| out that's a pretty weak argument.)
The benefit of removing non-free snippets that we know about is that
Debian continues to remain, to the best of our knowledge, 100% Free
Software as the social contract requires it to.
| - the enormous number of snippets. I would be surprised if fewer
| than 10% of our source tarballs contain snippets. Maybe a lot more.
That doesn't affect the case for removing any such snippets when we
become aware of their non-free status.
| - the difficulty of finding them. enormous task.
No-one is suggesting that we begin an auditing crusade to remove all of
the non-free snippets that may or may not exist in Debian. On the other
hand, when we become aware of the existence of any non-free snippets,
Debian should be obliged (ny the social contract) to remove them in
order to remain 100% Free Software.
| + lots of bickering would start to happen
Meh, what do you think we're doing now? :-P
I suggest that if maintainers were considered to be intentionally not
upholding the social contract by knowingly distributing non-free
snippets with their Debian packages, then this would be likely to cause
a lot of bickering.
| + many patch files would be incompatible, and we'd have to deal
| with these manually all the time.
Er, what?
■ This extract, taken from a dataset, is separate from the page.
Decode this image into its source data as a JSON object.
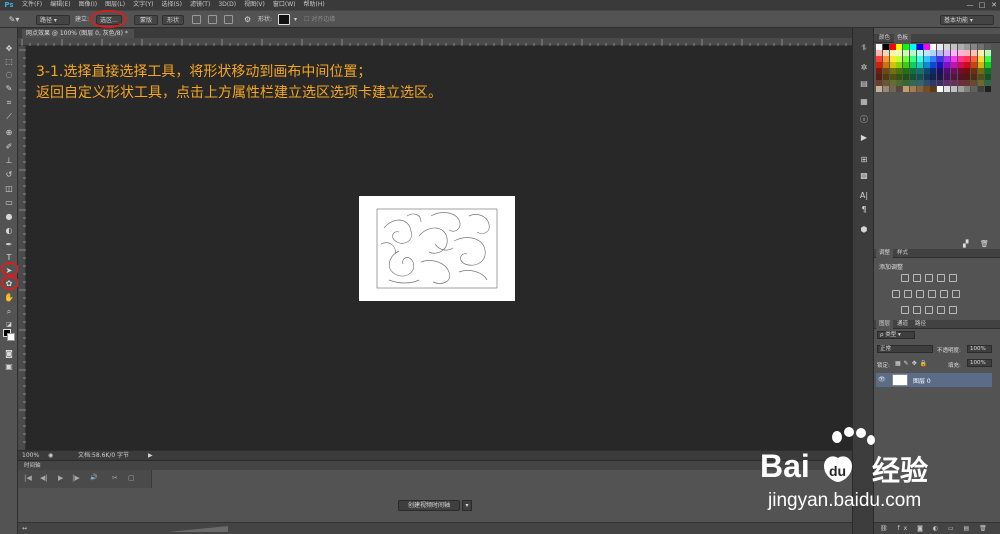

Surely if the snippets are non-modifiable -- which is the
problem, after all -- not to mention unrelated to the program's purpose,
then there's no reason to patch them?
| - the problems with double standards
| + if we remove snippets (ie consider them dingleberries) whenever
| we find them, then some will be removed and others won't.
How is this any worse than a perceived double-standard in the case where
some packages are known to distribute arbitrary non-free files and yet
are allowed into main, while other packages are 100% Free Software?
| people will figure this out, and start bloating out their
| licenses with the materials they used to put in snippets.
I think you over-estimate the importance people attach to their
snippets, and their snippets' inclusion in Debian.
| + license bloat & proliferation: due to the above double standard
| wrt political text in licenses, pretty soon we'll see all kinds
| of license bloat, and proliferation as people get into the
| habit of putting crap in their licenses.
Once again, I see no reason to believe that this is ever likely to
| Result: snippet-wars, with people looking for snippets in
| packages to complain about, as a matter of revenge/symmetry.
Assuming that this is ever a likely to occur as a result of removing
non-free snippets from Debian, isn't this outcome rather similar to an
audit of Debian for non-free snippets, something which you complained
was an unfeasibly large task for anyone to attempt?
| right to decide to embark on this potentially very disruptive course
| without full consultation with the body of debian.
Are you really implying that upholding Debian's Social Contract is a
"potentially very disruptive" course?